To be fair, Utah State's Jordan Love and Oregon's Justin Herbert have lived up to the billing as first-round passers throughout the week. Both have high-end NFL arm talent and will be picked way before the Bears' first selection, No. 43 overall. As a result, Pace has to divert his attention to the next tier of prospects, several of which failed to prove worthy of a second-round choice over the last few days.
Oklahoma's Jalen Hurts' struggles with consistent accuracy throughout 2019 was on display in Senior Bowl practices, especially on Day 1 where he looked nothing like a fringe-first-round pick he was hyped up to be when the Senior Bowl rosters were announced. He's played more like a Day 3 selection, and while his skill set will likely lead to some highlight moments during the actual game, his practice reps have sparked more questions about whether he has the arm talent needed to make an impact as an NFL starter.
Michigan's Shea Patterson was downright brutal. To his credit, his throwing motion improved from a labored shotput style to a more compact release, but he just doesn't have the baseline talent needed to project as a developmental starter. He'll have a place in the league as a backup (maybe?), but he doesn't offer the kind of starting-quality traits that the Bears need to add in a young passer behind Trubisky.

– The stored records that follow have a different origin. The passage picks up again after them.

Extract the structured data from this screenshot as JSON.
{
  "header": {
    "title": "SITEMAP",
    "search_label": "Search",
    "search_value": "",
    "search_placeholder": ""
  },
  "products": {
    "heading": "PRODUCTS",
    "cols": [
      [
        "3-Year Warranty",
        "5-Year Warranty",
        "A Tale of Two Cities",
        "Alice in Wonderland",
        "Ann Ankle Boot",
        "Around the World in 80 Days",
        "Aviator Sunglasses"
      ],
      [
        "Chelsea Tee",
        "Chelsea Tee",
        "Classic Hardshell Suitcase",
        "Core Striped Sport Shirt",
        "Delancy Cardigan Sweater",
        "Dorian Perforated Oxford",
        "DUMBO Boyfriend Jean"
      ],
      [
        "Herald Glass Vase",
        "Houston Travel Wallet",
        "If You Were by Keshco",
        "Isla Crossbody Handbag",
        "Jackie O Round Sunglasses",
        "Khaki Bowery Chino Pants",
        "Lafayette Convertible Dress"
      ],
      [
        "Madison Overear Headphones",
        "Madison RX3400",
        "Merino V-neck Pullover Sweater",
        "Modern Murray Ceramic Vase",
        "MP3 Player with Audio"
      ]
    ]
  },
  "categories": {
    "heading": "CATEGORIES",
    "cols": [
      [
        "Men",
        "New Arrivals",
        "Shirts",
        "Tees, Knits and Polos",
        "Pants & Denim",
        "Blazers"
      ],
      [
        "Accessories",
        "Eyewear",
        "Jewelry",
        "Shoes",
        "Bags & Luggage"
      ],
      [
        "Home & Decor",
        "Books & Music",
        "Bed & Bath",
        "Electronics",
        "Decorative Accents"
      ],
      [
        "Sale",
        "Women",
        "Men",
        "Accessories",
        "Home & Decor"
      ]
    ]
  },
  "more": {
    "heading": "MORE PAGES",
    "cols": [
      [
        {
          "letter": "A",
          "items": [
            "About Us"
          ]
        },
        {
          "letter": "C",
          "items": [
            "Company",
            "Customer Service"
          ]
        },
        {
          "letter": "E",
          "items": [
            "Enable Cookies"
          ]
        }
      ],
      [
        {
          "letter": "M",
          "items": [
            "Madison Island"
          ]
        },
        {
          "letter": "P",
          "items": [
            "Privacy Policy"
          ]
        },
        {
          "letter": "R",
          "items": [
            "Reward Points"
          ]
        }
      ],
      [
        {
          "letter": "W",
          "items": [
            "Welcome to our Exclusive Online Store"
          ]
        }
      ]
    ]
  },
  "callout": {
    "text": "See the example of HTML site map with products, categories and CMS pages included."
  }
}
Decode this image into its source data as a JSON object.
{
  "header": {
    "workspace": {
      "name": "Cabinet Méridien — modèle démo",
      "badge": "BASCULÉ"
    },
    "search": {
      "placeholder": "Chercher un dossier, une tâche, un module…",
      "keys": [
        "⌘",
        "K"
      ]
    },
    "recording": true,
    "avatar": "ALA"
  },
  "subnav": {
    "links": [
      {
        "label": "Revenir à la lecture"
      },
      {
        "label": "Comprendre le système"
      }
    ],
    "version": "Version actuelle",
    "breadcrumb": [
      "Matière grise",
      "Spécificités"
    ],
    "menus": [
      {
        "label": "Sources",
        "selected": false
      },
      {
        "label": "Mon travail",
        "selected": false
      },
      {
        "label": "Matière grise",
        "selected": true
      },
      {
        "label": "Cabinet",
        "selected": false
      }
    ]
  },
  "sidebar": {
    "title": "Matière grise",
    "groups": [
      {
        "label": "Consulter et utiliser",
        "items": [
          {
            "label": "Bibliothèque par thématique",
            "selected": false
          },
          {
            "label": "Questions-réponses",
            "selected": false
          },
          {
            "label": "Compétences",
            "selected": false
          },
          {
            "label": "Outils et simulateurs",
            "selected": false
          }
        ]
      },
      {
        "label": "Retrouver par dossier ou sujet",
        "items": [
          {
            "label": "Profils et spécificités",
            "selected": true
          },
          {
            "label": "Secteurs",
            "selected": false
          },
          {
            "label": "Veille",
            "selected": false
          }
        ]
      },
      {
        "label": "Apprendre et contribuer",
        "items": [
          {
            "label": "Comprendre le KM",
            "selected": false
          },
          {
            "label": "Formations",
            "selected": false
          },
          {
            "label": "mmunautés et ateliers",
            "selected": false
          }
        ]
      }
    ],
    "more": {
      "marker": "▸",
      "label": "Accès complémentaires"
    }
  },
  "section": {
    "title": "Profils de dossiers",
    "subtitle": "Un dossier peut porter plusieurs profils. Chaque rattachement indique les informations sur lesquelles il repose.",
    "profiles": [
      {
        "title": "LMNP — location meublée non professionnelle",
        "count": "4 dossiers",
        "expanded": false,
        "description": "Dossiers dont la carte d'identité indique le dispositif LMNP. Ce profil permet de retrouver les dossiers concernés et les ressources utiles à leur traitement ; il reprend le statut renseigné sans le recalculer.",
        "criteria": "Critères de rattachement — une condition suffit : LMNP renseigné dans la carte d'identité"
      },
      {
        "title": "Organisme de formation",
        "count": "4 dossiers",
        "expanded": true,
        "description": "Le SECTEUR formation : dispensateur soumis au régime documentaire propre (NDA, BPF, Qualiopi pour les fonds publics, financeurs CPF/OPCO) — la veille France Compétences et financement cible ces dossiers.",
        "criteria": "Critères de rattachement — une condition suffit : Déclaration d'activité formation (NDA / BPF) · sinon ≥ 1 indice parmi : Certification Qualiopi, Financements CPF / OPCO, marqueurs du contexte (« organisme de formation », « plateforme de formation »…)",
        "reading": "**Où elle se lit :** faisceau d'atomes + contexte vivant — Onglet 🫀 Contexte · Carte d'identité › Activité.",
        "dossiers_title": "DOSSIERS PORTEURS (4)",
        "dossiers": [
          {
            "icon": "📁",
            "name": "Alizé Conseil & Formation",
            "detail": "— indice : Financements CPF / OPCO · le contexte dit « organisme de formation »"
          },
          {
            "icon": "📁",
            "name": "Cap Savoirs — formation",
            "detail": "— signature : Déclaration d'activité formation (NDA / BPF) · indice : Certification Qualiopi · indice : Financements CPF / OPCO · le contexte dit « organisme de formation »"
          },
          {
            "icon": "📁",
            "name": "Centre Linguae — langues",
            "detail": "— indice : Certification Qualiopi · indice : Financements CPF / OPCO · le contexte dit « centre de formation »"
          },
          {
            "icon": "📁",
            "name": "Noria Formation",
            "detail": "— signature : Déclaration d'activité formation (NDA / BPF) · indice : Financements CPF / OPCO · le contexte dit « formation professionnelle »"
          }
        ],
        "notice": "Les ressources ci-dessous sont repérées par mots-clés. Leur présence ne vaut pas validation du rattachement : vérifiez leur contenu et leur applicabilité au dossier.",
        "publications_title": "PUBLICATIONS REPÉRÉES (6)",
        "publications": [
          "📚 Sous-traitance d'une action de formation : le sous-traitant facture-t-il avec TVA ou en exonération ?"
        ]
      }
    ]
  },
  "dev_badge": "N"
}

Washington State's Anthony Gordon has his fan club among Bears backers, but his 199-pound frame and average arm strength may have him destined for undrafted free agency. There's no denying his level of production in Mike Leach's offense last season (5,596 yards and 48 touchdowns), but he doesn't project as an NFL starter and it's even a stretch to say he can be a legitimate No. 2. His performance during practices has been forgettable, and that's not how any quarterback wants to be described.
Colorado's Steven Montez, who began the week as a likely undrafted free agent, did nothing to suggest that should change. He has really good size (6-foot-4, 240 pounds) and his arm is adequate enough to make NFL throws, but he's a wildly inconsistent passer who hasn't done much during his time as the Buffaloes' starter to think his ceiling is overly high on the next level. Like Patterson and Gordon, Montez is going to wait a while for his name to be called come draft weekend.
So where does that leave the Bears in their hunt for an improved quarterback depth chart?
Washington's Jacob Eason and Georgia's Jake Fromm are the only viable options at this point in Round 2. Eason's NFL-ready arm and Fromm's experience and accuracy rank higher than any of the Tier 2 quarterbacks at the Senior Bowl and with such a sizeable gap between their skill set and those other guys, Pace will have no choice but to be aggressive and select one at No. 43 or 50 if his goal is to end April's 2020 draft with a rookie in the quarterback room.